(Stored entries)

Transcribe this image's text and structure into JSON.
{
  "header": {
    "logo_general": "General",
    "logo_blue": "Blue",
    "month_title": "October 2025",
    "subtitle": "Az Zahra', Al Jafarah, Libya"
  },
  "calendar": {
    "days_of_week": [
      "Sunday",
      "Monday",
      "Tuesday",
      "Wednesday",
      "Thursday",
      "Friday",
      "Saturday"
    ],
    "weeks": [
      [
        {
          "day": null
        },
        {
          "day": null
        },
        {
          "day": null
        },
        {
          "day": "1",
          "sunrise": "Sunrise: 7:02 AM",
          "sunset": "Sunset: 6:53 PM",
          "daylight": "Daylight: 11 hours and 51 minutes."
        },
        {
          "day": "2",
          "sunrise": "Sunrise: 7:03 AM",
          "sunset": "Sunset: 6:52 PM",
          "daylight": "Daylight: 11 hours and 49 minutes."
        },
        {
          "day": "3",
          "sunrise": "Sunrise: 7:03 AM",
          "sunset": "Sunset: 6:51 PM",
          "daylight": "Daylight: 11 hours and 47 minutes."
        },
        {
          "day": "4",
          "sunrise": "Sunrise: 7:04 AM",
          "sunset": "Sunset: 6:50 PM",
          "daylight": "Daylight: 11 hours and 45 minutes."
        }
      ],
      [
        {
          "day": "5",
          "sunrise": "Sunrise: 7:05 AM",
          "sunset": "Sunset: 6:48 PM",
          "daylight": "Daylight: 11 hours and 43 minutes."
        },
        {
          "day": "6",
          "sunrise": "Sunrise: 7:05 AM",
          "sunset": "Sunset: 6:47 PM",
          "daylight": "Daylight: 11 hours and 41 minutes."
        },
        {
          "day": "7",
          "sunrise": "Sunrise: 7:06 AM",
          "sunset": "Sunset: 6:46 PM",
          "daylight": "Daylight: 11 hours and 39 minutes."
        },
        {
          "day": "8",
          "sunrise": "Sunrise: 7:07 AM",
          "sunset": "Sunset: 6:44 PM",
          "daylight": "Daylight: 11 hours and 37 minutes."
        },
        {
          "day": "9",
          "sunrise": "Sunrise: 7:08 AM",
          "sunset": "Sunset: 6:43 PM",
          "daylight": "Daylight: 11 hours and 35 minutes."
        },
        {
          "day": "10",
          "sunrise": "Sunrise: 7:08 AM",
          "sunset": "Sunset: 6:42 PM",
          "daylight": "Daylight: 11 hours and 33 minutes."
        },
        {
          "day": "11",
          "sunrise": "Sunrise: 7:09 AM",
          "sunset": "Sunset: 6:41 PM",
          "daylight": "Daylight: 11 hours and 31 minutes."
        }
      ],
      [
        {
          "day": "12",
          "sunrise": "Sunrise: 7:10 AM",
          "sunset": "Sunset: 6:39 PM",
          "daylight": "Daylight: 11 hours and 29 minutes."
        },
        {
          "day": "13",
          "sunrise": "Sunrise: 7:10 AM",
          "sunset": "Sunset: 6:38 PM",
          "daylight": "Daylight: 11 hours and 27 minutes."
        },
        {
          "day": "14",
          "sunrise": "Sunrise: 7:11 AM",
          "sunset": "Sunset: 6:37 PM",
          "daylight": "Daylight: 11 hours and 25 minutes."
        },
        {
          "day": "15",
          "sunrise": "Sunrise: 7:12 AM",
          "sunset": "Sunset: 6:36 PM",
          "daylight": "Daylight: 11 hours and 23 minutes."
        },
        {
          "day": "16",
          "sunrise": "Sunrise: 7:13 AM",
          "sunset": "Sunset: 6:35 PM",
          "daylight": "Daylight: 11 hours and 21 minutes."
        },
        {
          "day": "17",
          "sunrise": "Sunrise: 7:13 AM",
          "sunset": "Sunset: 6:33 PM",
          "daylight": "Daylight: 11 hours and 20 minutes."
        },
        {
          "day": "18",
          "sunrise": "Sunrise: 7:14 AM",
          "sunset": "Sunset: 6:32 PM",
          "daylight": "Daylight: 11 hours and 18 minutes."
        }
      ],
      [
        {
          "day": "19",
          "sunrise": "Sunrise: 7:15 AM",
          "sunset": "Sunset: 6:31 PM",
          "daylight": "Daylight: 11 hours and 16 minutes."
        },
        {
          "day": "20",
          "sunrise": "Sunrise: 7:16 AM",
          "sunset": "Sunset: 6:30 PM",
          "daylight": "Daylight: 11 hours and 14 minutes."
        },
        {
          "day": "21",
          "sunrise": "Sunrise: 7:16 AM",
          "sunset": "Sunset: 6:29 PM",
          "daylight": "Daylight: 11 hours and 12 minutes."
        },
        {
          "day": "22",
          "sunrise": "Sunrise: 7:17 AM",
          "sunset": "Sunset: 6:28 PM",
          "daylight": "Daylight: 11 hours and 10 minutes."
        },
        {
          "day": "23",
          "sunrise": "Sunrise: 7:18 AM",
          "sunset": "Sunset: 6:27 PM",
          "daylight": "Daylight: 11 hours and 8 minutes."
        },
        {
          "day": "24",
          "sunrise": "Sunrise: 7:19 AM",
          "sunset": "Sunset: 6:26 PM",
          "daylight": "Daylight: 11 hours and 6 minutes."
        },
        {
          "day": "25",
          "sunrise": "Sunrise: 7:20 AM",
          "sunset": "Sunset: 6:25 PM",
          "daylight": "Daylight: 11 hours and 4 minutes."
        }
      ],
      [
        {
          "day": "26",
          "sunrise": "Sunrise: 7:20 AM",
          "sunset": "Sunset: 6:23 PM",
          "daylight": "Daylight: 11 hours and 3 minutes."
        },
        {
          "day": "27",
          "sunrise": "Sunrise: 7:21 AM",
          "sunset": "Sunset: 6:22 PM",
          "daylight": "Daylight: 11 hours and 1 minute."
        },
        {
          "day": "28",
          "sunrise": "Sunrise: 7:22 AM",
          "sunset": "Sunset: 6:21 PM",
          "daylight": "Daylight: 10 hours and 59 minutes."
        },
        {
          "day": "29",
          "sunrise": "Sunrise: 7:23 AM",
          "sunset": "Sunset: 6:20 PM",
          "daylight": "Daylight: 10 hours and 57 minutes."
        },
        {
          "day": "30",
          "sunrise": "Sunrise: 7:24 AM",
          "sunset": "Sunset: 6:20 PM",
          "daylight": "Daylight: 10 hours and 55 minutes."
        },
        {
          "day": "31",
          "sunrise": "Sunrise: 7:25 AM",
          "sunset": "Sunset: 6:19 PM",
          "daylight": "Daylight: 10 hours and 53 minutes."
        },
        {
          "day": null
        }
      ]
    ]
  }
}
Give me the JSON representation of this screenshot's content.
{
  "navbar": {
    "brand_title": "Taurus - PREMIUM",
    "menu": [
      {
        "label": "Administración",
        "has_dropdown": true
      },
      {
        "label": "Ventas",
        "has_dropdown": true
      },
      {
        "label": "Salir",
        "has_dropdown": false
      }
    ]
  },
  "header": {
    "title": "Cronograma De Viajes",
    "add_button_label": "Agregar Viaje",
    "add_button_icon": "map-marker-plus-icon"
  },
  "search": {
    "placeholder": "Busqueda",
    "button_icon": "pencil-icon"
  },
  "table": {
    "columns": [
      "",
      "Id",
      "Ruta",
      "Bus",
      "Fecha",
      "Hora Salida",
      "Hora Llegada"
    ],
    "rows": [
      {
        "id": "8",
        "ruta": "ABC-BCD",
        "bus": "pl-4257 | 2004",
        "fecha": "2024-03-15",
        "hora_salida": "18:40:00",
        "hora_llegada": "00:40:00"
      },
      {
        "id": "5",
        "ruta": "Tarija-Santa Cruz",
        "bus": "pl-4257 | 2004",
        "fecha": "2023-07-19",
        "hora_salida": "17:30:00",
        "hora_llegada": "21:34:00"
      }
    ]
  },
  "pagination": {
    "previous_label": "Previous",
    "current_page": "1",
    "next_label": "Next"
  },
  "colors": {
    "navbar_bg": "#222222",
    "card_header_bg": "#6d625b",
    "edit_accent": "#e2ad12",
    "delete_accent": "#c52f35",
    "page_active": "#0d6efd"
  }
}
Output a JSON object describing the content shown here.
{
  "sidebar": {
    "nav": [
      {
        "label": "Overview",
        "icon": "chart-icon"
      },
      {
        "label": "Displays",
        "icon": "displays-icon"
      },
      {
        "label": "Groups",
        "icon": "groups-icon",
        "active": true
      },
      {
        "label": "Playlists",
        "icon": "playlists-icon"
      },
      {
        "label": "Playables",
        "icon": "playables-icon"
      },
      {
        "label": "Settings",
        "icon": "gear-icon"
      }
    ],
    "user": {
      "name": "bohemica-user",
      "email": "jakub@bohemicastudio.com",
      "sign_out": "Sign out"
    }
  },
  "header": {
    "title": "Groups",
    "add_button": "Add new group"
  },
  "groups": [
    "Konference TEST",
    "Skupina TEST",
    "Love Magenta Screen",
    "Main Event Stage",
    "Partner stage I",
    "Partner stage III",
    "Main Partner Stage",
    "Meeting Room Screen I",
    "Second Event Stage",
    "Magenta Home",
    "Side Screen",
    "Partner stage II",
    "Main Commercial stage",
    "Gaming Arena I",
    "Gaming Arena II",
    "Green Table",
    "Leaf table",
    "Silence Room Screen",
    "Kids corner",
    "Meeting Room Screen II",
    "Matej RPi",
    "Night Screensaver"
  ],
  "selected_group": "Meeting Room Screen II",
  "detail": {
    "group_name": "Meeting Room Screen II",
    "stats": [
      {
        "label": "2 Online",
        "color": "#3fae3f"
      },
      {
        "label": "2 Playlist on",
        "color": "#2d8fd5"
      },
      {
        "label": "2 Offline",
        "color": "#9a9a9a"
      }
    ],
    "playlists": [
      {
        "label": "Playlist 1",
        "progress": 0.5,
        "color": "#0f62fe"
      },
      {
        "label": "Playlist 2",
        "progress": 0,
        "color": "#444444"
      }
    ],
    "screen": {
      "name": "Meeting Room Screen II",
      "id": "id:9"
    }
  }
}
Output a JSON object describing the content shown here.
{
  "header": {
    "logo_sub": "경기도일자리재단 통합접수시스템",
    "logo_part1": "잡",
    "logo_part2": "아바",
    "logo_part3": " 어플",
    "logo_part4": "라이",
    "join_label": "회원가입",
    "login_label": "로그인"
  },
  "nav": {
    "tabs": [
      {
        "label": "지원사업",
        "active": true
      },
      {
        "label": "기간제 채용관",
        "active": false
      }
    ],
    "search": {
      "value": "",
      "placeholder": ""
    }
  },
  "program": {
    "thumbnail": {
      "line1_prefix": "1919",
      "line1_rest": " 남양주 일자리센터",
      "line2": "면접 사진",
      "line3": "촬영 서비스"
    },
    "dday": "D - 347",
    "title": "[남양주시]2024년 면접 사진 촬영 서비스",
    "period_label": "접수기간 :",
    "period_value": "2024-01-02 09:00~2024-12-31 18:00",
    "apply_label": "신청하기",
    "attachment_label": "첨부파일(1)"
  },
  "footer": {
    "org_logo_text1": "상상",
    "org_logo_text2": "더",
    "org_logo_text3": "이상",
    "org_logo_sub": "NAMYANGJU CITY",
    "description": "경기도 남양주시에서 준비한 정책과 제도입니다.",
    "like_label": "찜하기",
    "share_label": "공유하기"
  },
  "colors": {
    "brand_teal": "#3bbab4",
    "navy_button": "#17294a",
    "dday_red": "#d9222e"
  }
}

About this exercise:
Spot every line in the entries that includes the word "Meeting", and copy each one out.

Output of the exercise:
    "Meeting Room Screen I",
    "Meeting Room Screen II",
  "selected_group": "Meeting Room Screen II",
    "group_name": "Meeting Room Screen II",
      "name": "Meeting Room Screen II",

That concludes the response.